### Given records ###

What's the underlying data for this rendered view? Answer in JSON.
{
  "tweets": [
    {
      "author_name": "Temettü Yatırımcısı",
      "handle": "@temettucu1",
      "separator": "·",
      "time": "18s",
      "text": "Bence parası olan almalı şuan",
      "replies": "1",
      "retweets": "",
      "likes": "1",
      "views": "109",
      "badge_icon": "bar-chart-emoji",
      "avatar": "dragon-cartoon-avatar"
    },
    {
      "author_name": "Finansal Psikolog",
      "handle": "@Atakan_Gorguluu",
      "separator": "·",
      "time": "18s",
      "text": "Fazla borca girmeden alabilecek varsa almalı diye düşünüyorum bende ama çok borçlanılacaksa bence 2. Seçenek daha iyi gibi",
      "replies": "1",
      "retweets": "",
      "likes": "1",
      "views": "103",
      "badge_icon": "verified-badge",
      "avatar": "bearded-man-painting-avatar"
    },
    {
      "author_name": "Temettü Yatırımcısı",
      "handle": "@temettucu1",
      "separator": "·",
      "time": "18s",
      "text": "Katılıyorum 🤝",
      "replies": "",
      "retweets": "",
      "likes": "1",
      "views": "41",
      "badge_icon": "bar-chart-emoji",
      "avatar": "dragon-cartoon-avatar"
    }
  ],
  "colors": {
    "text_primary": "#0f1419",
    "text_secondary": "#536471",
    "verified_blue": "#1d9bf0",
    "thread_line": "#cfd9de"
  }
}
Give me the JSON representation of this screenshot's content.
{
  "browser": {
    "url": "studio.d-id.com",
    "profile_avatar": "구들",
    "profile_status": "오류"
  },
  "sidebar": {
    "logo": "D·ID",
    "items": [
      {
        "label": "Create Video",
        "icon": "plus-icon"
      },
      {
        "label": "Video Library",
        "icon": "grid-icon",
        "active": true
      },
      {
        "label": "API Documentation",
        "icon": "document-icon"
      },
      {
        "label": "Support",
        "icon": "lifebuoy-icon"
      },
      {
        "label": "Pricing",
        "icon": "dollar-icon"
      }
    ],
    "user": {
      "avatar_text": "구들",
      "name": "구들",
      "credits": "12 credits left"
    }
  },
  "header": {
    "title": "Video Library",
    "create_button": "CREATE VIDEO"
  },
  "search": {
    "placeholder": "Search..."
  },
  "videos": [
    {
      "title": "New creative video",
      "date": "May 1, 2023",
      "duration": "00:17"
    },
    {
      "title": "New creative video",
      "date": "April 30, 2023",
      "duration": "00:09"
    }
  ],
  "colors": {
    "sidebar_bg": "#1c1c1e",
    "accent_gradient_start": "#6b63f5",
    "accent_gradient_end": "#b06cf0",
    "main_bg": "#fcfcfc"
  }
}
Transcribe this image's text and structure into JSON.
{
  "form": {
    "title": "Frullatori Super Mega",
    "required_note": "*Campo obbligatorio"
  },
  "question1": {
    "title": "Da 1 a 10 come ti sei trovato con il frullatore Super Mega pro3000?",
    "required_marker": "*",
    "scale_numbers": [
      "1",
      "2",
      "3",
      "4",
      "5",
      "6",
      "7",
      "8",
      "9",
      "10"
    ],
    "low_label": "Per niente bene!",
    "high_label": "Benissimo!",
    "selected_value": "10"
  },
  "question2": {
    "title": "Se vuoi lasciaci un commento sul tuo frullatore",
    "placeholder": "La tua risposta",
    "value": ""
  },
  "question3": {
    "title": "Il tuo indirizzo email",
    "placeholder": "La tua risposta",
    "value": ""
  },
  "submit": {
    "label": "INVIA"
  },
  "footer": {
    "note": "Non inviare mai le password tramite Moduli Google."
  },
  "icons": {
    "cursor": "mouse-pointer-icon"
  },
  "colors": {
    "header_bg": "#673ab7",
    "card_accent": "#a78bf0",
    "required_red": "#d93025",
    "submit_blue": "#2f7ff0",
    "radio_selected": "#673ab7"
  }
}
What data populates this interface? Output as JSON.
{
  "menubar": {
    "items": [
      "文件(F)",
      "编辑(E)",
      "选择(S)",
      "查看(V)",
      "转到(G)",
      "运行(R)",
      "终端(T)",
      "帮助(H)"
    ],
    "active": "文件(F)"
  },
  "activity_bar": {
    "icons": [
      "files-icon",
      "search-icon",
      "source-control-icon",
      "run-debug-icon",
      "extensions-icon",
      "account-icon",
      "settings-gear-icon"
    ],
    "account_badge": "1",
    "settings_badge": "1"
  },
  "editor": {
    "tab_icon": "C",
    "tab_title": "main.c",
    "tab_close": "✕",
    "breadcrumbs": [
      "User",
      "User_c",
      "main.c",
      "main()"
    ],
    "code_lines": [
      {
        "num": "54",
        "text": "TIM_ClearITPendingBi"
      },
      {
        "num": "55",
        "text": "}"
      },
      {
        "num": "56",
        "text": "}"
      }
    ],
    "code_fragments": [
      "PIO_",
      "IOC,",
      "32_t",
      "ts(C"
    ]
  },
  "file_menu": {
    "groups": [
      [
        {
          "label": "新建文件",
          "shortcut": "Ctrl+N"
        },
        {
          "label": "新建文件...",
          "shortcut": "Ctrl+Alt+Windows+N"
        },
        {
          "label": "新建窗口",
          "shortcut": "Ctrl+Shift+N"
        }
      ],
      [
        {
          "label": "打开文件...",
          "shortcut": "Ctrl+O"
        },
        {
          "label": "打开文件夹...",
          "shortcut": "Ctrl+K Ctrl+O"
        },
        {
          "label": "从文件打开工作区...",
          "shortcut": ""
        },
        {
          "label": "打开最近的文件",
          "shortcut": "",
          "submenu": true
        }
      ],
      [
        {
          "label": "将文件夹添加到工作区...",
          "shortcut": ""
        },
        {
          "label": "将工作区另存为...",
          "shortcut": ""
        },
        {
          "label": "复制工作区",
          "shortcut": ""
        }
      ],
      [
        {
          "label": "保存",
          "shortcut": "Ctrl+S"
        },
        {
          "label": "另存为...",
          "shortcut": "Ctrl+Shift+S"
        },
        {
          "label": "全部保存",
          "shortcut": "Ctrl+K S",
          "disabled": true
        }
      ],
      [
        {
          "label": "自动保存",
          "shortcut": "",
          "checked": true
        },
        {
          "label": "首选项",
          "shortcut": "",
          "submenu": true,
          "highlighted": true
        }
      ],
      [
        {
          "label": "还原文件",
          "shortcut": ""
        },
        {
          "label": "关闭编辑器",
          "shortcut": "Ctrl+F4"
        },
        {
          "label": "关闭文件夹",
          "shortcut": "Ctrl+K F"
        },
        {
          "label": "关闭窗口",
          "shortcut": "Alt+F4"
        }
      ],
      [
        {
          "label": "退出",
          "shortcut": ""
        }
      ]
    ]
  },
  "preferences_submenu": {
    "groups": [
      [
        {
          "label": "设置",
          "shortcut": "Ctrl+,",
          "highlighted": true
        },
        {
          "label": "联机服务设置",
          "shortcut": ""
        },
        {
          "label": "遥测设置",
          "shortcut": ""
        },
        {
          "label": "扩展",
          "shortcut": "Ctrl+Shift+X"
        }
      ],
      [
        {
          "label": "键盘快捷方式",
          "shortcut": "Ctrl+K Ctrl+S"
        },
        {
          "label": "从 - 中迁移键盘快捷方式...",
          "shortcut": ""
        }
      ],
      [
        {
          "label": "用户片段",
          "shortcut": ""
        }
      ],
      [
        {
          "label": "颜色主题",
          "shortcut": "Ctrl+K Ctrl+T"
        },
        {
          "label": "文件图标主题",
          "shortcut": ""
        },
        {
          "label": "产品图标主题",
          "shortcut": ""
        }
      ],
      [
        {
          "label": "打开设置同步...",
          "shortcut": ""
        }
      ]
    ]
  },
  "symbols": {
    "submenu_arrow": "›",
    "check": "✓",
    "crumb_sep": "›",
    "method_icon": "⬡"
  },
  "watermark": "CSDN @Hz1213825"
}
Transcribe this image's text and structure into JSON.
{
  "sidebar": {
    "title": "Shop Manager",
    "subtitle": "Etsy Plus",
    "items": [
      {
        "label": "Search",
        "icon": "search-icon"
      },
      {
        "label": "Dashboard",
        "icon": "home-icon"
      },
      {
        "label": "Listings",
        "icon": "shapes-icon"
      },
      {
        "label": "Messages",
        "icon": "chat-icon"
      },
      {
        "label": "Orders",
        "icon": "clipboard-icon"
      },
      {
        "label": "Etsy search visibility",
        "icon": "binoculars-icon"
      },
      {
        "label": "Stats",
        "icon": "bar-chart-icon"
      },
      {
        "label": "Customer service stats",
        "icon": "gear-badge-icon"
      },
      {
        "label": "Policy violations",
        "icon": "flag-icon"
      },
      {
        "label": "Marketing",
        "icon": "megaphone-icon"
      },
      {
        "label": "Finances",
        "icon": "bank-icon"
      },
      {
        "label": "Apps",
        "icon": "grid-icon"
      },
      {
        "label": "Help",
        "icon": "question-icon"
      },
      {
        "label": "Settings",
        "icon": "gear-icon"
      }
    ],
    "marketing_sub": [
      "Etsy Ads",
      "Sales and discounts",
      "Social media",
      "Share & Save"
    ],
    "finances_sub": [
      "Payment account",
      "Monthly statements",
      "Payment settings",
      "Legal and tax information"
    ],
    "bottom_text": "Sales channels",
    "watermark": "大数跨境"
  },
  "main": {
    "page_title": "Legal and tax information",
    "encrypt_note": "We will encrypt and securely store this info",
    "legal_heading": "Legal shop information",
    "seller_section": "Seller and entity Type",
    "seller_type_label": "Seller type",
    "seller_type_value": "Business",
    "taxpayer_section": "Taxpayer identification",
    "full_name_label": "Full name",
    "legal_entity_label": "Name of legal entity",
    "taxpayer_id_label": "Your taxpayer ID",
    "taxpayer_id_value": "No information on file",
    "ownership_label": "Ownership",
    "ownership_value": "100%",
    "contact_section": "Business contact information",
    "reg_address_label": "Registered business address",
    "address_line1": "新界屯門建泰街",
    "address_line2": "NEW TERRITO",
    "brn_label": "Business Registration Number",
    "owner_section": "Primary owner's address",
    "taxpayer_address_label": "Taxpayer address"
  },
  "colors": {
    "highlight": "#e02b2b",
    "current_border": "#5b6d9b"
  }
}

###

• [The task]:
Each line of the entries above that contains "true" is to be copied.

• [Answer to this exercise]:
        "active": true
          "submenu": true
          "disabled": true
          "checked": true
          "submenu": true,
          "highlighted": true
          "highlighted": true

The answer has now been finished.